Today's blog post comes from Geoff Elledge, WebPT Billing Specialist. Thanks, Geoff!
One of the primary reasons medical providers depend on certified coders is for their ability to maximize practice revenues. To do so, certified coders must understand how and when to use modifiers—and there are a lot—from the common sides of treatment, like right (RT) and left (LT), to the more challenging modifier 59.
The CPT Manual defines modifier 59 as the following:
“Under certain circumstances, the physician may need to indicate that a procedure or service was distinct or independent from other services performed on the same day. Modifier 59 is used to identify procedures [and/or] services that are not normally reported together, but are appropriate under the circumstances.

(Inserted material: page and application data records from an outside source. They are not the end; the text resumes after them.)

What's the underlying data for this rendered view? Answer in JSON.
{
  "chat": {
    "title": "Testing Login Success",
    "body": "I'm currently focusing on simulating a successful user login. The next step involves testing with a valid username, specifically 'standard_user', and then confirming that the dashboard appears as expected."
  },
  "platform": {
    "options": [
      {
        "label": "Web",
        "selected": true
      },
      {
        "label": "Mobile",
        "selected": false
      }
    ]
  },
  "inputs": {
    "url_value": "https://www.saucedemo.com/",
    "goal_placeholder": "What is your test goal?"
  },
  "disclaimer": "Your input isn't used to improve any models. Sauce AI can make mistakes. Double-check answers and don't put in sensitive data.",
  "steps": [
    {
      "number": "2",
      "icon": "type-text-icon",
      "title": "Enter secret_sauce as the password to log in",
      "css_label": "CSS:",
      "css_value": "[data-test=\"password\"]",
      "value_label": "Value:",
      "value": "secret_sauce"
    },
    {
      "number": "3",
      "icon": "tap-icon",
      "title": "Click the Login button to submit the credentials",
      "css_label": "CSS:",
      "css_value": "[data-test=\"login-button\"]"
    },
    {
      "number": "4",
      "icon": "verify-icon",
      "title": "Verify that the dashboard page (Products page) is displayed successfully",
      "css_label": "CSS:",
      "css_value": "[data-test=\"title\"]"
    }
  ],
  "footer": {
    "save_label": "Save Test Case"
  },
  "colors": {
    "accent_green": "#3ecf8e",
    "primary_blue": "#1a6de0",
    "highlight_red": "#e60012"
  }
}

This may represent a different session or patient encounter, different procedure or surgery, different site or organ system, separate incision/excision, separate lesion, or separate injury (or area of injury in extensive injuries) not ordinarily encountered or performed on the same day by the same physician. However, when another already established modifier is appropriate, it should be used rather than modifier 59. Only if no more descriptive modifier is available, and the use of modifier 59 best explains the circumstances, should modifier 59 be used."
Got that? Yeah, we know. It’s a bit dense and doesn’t seem the most relatable. But that’s because modifier 59 is intended mainly for surgical procedures, so the definition leans a great deal that way.
So how does modifier 59 come into play in the therapy setting? If you’re providing two wholly separate and distinct services during the same treatment period, it might be modifier 59 time! The National Correct Coding Initiative (NCCI) has identified procedures that therapists commonly perform together and labeled these “edit pairs.” Thus, if you bill a CPT code that is linked to one of these pairs, you’ll receive payment for only one of the codes. It’s therefore your responsibility as the therapist to determine if you’re providing linked services or wholly separate services. This will determine whether modifier 59 is appropriate.
Feb 25, 2013| by Erica Cohen
Last weekend, WebPT rolled out a new addition to the WebPT Medicare Allowable Fee Schedule and Cap Alert System: the Medicare Allowable Cap Report. We are so excited for this new feature launch that we thought we might take a few lines of our blog to walk through the WebPT Fee Schedule and Cap Alert System basics.